From the data that follows, report the number of lines including "value", and only that number.

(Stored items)
════════════════
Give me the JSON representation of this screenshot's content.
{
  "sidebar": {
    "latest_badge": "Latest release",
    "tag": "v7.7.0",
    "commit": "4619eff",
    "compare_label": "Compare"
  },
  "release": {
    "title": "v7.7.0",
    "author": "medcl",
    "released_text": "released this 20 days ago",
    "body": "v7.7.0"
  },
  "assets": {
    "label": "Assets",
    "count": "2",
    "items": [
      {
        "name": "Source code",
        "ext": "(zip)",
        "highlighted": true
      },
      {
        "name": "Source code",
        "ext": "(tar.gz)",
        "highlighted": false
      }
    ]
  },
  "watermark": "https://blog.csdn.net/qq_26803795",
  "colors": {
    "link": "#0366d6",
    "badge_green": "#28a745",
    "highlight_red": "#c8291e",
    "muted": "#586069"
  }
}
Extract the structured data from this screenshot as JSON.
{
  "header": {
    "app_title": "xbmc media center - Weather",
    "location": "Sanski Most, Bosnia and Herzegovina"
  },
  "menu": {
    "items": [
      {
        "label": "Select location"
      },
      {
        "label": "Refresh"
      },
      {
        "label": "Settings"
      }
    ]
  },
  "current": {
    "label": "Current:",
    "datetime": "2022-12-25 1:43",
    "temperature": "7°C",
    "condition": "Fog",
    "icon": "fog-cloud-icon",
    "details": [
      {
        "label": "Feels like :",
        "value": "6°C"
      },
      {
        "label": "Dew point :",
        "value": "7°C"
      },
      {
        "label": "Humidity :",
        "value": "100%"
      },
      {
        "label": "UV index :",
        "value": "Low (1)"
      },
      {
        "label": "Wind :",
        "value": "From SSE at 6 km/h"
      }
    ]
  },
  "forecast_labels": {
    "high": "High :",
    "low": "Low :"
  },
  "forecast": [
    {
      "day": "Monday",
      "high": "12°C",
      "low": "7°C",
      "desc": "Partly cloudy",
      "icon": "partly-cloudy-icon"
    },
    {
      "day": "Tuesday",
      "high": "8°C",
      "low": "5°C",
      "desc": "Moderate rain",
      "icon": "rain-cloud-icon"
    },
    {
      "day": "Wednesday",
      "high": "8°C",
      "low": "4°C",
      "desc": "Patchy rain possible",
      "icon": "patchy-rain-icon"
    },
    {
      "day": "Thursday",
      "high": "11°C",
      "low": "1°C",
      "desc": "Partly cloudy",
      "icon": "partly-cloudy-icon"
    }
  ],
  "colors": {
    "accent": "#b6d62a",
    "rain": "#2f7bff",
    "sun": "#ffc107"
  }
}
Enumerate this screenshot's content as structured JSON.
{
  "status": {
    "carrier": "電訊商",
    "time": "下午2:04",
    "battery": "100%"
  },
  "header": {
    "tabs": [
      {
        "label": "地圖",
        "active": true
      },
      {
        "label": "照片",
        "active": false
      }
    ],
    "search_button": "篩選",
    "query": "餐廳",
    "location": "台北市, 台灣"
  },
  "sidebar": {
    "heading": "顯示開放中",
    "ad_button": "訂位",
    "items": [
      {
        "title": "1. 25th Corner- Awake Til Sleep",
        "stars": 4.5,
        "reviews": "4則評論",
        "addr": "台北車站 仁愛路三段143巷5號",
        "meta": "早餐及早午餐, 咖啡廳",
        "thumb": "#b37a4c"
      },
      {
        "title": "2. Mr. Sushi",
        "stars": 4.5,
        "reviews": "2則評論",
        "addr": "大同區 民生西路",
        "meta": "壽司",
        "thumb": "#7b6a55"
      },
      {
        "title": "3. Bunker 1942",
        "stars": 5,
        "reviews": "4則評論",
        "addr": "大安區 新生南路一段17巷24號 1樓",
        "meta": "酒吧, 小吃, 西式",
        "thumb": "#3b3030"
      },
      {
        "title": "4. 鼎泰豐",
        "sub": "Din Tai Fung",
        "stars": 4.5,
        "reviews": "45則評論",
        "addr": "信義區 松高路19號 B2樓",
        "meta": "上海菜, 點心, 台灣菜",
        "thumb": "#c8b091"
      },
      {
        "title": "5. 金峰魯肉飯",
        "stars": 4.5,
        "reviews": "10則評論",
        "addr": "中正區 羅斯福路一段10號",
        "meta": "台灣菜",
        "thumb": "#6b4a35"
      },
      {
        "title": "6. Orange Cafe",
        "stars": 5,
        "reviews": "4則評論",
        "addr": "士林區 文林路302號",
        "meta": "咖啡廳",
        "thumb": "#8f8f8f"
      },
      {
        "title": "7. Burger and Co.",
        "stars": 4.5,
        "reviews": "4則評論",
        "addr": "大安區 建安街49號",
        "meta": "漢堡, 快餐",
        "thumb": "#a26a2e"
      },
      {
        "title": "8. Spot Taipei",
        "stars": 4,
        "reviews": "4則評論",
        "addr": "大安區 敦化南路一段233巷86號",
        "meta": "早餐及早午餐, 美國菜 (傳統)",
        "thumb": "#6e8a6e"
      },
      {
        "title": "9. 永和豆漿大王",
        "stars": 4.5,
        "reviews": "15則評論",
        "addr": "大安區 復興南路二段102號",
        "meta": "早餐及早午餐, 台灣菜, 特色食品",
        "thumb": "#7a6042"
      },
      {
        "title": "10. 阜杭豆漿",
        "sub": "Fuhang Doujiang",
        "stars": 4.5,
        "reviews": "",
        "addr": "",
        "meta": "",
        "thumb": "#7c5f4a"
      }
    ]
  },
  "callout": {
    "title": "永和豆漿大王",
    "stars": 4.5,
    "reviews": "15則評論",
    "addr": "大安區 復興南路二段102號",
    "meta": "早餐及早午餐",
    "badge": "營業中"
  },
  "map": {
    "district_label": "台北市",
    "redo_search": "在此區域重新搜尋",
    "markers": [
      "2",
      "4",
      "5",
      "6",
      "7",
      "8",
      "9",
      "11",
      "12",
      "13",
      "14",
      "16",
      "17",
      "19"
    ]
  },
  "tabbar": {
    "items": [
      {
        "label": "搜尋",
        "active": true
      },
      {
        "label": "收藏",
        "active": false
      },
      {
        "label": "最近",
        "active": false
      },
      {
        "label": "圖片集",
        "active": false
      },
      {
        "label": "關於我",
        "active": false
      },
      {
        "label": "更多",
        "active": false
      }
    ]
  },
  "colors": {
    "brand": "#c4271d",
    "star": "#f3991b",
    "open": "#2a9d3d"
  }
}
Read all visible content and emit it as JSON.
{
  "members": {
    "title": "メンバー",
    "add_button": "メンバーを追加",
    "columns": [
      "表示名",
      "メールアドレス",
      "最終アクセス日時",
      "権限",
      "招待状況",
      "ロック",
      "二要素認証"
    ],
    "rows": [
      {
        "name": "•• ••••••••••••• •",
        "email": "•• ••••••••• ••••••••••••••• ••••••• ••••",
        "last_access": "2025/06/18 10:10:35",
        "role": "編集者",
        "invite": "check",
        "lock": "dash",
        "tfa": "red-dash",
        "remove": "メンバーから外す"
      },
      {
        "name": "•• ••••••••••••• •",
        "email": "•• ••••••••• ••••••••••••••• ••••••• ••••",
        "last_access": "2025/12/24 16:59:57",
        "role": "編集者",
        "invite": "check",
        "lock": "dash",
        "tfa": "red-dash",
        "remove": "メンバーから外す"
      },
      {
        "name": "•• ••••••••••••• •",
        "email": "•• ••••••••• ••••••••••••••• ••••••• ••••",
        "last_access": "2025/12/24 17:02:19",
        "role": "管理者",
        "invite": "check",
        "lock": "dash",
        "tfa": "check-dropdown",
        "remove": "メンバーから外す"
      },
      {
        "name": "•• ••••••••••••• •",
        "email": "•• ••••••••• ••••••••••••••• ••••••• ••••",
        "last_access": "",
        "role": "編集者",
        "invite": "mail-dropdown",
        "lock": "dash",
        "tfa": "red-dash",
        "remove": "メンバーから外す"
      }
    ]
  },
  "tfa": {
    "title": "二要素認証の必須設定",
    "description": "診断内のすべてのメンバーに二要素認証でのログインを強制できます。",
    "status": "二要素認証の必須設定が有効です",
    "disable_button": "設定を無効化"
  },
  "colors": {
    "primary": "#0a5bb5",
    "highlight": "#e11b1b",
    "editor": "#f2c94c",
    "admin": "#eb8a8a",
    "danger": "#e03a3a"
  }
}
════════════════
**RESULT FOR THIS TASK:** 5